“My freshman year at the U, after practice, the bigs were all trying to grab the rim. A couple of us got it and felt great about ourselves. Then comes Whay, a thick little guard who showed us all up. We watched in awe as she went up and got the rim. Trust me, that was not the last time she left my jaw on the floor.’’

Janel McCarville, U and Lynx teammate


“I told Lindsay through the process that the biggest thing I’d miss was watching her play, just the joy, I guess is the word we’ve always thought when we would watch her play.”

Kathy Whalen, Lindsay’s mother


“She can relate to anyone. She has just always been able to do it. She has a charm about her, a feistiness. A sense of humor. She has the ability to put everyone around her at ease. All her teammates, all backgrounds. That ability will help her as a coach.’’

Mike Thibault, Whalen’s coach in Connecticut


“Her heart and her desire to win and leave it out there every time she steps on the floor, I feel like it’s unmatched. You have players that are similar, but as far as I’m concerned, she showed us all how to compete.” 

Rebekkah Brunson, Lynx teammate


“She has a physicality about her. She likes to get to the rim. She likes to draw contact, she likes to get and-ones. As a point guard she always knows what the team needs. But as a player, in her greatest stretch, it was her ability to attack the rim. Look at her career. That’s what made her special.’’

Sue Bird, the WNBA’s career assist leader
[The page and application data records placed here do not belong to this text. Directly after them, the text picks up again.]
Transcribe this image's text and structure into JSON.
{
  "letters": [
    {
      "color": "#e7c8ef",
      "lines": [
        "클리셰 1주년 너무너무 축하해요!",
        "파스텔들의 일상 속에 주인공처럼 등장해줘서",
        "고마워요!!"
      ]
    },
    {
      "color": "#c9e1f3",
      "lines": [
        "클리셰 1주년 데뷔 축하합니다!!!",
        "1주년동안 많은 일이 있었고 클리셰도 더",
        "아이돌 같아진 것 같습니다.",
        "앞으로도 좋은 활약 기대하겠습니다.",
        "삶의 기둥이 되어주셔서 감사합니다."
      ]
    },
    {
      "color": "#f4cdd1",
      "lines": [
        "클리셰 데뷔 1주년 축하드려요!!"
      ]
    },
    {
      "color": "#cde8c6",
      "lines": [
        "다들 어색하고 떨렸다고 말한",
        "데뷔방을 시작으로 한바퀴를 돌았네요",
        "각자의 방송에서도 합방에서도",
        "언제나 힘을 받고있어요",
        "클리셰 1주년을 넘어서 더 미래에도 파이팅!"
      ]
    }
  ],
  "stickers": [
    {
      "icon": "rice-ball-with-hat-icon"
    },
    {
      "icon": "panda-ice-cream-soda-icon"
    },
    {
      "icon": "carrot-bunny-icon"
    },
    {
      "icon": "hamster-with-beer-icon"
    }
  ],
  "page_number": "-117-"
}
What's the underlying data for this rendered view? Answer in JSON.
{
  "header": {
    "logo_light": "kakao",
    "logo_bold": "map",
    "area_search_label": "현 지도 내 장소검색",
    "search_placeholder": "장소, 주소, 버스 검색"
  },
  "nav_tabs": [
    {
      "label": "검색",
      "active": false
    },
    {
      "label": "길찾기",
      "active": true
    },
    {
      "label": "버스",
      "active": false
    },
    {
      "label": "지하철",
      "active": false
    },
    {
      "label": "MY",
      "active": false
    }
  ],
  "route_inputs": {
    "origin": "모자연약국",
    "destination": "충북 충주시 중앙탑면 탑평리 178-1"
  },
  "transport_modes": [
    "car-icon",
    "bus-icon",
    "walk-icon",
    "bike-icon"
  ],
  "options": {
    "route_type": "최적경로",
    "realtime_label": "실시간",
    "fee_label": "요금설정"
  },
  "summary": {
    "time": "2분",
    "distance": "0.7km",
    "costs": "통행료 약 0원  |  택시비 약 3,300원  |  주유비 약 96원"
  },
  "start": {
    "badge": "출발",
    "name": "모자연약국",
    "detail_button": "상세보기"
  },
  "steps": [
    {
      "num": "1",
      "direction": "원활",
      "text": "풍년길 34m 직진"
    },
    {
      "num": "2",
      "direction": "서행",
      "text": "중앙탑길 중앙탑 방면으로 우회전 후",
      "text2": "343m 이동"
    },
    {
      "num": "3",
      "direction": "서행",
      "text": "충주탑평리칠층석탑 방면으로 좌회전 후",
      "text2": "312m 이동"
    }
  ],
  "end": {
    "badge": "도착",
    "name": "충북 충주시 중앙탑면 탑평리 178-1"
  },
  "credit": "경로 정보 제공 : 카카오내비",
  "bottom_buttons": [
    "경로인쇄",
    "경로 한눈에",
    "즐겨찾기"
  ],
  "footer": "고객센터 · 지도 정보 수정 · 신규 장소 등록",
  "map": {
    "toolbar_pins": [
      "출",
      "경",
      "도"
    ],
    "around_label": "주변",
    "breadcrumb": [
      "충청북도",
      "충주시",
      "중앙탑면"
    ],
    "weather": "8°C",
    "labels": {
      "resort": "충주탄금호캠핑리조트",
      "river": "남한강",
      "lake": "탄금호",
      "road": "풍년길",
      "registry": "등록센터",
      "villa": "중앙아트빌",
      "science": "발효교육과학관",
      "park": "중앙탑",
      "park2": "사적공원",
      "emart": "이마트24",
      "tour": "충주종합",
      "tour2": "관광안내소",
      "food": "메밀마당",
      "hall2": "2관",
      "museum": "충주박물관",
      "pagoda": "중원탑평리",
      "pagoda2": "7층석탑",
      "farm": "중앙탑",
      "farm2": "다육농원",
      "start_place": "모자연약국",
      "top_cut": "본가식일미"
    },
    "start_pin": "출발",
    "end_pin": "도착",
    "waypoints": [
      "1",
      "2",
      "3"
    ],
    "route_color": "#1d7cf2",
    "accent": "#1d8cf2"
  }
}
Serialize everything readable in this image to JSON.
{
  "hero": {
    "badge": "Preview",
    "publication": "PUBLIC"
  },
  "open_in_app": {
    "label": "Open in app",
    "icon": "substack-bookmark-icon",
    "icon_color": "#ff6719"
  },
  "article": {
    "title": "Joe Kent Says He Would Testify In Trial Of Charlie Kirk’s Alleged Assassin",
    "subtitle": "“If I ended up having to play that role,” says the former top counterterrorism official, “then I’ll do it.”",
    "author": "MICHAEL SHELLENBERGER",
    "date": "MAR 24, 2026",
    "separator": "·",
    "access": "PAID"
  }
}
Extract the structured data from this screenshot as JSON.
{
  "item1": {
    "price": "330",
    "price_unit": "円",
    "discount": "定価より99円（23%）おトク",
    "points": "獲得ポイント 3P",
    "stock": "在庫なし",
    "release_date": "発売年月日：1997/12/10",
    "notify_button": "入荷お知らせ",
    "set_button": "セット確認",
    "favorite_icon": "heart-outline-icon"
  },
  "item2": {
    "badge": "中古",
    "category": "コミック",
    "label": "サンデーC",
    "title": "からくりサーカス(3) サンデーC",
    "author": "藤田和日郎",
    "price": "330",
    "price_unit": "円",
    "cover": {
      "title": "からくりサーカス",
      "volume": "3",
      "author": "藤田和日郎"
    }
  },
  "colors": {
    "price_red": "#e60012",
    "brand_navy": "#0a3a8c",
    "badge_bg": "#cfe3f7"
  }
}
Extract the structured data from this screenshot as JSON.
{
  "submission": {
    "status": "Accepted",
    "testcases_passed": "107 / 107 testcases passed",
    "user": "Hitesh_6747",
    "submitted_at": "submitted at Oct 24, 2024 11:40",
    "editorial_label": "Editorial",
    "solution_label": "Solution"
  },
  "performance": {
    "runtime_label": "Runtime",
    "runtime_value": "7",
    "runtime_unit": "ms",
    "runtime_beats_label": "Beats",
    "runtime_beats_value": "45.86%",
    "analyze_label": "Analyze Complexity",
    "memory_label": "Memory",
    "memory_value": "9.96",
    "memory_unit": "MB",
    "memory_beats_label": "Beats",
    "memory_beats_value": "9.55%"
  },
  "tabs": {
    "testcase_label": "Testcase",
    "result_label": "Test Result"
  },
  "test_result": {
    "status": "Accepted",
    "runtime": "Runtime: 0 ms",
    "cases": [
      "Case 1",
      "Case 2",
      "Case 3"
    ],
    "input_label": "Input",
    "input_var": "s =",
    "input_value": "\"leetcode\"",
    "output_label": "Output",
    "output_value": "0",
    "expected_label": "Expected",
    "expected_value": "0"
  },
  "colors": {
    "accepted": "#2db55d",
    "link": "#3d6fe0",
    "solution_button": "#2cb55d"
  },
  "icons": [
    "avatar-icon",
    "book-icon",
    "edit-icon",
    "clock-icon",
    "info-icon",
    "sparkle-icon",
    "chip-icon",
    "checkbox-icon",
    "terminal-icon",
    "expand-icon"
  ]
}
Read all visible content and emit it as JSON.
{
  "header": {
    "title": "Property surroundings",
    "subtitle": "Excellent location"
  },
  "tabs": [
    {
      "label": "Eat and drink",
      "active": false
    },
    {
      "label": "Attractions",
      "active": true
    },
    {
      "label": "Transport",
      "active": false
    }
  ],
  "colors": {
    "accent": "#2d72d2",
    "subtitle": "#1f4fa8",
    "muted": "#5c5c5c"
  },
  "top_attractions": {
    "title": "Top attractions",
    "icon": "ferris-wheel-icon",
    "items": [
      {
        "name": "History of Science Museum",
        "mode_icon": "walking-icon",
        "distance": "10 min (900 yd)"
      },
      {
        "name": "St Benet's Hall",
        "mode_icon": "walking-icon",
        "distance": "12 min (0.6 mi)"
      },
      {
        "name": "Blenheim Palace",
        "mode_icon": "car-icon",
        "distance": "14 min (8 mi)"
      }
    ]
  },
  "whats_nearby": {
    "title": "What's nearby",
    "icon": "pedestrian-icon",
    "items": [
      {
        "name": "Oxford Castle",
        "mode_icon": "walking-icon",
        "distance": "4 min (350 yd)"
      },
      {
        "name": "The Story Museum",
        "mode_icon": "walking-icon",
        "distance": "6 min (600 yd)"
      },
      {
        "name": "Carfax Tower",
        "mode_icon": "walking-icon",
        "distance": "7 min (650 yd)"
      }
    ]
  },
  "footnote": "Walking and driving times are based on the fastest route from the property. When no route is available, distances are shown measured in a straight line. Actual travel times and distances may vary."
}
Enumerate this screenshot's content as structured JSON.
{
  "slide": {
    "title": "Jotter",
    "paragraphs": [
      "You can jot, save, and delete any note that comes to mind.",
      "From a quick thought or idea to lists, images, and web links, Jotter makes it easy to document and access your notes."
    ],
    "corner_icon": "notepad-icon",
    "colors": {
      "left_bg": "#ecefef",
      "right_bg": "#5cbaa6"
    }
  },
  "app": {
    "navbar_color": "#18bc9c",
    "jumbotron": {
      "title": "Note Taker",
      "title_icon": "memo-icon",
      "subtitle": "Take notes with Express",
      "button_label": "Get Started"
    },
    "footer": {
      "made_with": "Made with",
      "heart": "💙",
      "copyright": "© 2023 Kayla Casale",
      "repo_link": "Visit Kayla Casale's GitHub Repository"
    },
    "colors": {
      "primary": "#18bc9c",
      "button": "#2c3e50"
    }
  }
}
“Lindsay Whalen will always be remembered as one of the greatest players and winners in the history of our league. Her impact was immediate, leading the Connecticut Sun to the Finals in each of her first two seasons before going on to become a four-time champion with the Minnesota Lynx. A five-time All-Star and two-time gold medal winner, Lindsay will finish her remarkable career with the most regular-season wins in league history. I wish Lindsay continued and compelling success as she continues to inspire the next generation of female athletes at the University of Minnesota.”

Lisa Borders, president of the WNBA


“Hands down the best player I ever coached. But she’s a better person than a basketball player. And that says a lot. My strongest memory is how she makes everyone around her feel special. That is a gift most people don’t have. From her teammates to the last person on the bench, to the manager to the scout guys. Everyone is valued. That’s a gift.’’

Pam Borton, Whalen’s coach at the U


“She’s a pioneer of the tough point guard. Before her, there wasn’t anyone with that toughness, just bullying to the rim. As a rookie I remember her getting knocked down and just popping back up. We hadn’t seen that. We’d seen finesse, flashiness, but we hadn’t seen someone doing that stuff.’’

Taj McWilliams-Franklin, teammate in Connecticut and on the Lynx